So I have to show that the number of partitions of $$n \in \mathbb{N}$$ is $$2^{n-1} -1$$. ( the order is important ).

So here is my attempt. Please be strict. If you find any mistake or something that iritates you, let me know:

We rewrite $$n \in \mathbb{N}$$:

$$n = 1 + \cdots + 1$$ .( we sum $$1$$ $$n$$-times). We want to find the number of compositions with at least two parts, so we consider "$$+$$". For each "$$+$$" between the summands we have to decide if the summands are a "new" summand or not. We get $$2^{n-1}$$ decisions. But we don't count the solution $$n = n$$ , so we have $$2^{n-1} -1$$.

What do you say? Remark: Please focus on my work. Thank you in advance.

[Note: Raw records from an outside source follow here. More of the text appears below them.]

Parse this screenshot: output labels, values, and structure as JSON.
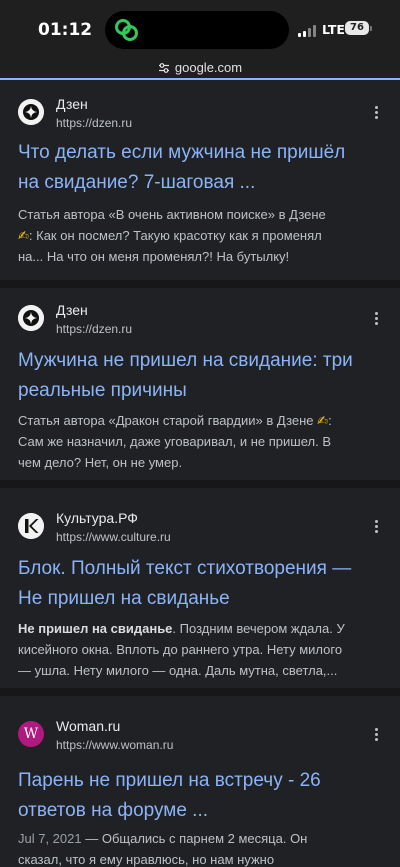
{
  "status": {
    "time": "01:12",
    "network": "LTE",
    "battery": "76"
  },
  "browser": {
    "url": "google.com"
  },
  "results": [
    {
      "site_name": "Дзен",
      "url": "https://dzen.ru",
      "title_line1": "Что делать если мужчина не пришёл",
      "title_line2": "на свидание? 7-шаговая ...",
      "snippet_line1": "Статья автора «В очень активном поиске» в Дзене",
      "snippet_emoji": "✍",
      "snippet_line2_rest": ": Как он посмел? Такую красотку как я променял",
      "snippet_line3": "на... На что он меня променял?! На бутылку!"
    },
    {
      "site_name": "Дзен",
      "url": "https://dzen.ru",
      "title_line1": "Мужчина не пришел на свидание: три",
      "title_line2": "реальные причины",
      "snippet_line1_text": "Статья автора «Дракон старой гвардии» в Дзене",
      "snippet_emoji": "✍",
      "snippet_line1_end": ":",
      "snippet_line2": "Сам же назначил, даже уговаривал, и не пришел. В",
      "snippet_line3": "чем дело? Нет, он не умер."
    },
    {
      "site_name": "Культура.РФ",
      "url": "https://www.culture.ru",
      "title_line1": "Блок. Полный текст стихотворения —",
      "title_line2": "Не пришел на свиданье",
      "snippet_bold": "Не пришел на свиданье",
      "snippet_line1_rest": ". Поздним вечером ждала. У",
      "snippet_line2": "кисейного окна. Вплоть до раннего утра. Нету милого",
      "snippet_line3": "— ушла. Нету милого — одна. Даль мутна, светла,..."
    },
    {
      "site_name": "Woman.ru",
      "favicon_letter": "W",
      "url": "https://www.woman.ru",
      "title_line1": "Парень не пришел на встречу - 26",
      "title_line2": "ответов на форуме ...",
      "snippet_date": "Jul 7, 2021",
      "snippet_line1_rest": " — Общались с парнем 2 месяца. Он",
      "snippet_line2": "сказал, что я ему нравлюсь, но нам нужно"
    }
  ],
  "colors": {
    "link": "#8ab4f8",
    "background": "#202124",
    "separator": "#171717",
    "woman_favicon": "#b0197e"
  },
  "icons": [
    "island-link-icon",
    "signal-icon",
    "battery-icon",
    "site-settings-icon",
    "dzen-logo-icon",
    "kultura-logo-icon",
    "more-vert-icon"
  ]
}
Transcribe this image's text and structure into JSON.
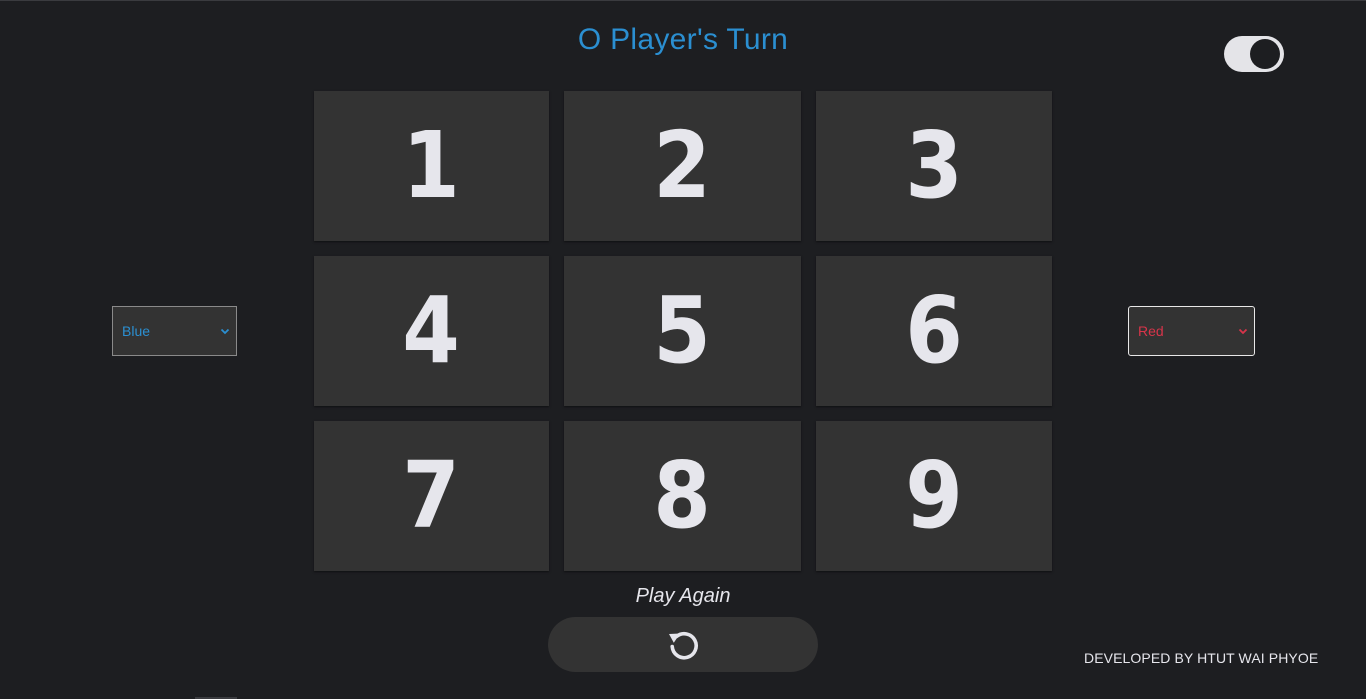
{
  "header": {
    "turn_text": "O Player's Turn",
    "theme_toggle_state": "on"
  },
  "board": {
    "cells": [
      "1",
      "2",
      "3",
      "4",
      "5",
      "6",
      "7",
      "8",
      "9"
    ]
  },
  "player_o_color": {
    "selected": "Blue",
    "color": "#2b8fd1"
  },
  "player_x_color": {
    "selected": "Red",
    "color": "#d8344a"
  },
  "controls": {
    "play_again_label": "Play Again",
    "reset_icon": "rotate-ccw-icon"
  },
  "footer": {
    "credit": "DEVELOPED BY HTUT WAI PHYOE"
  }
}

• That's not what I call partitions. – Lord Shark the Unknown Oct 22 '18 at 17:23
• ok. any other suggestions? – Memories Oct 22 '18 at 17:25
• Partitions where order matters are usually called "compositions". In addition $n$ would usually be considered a composition of itself, so you're looking to count compositions of $n$ with at least two parts. – Michael Lugo Oct 22 '18 at 17:26

## 1 Answer

The wikipedia page https://en.wikipedia.org/wiki/Composition_(combinatorics) confirms both your answer and your argument.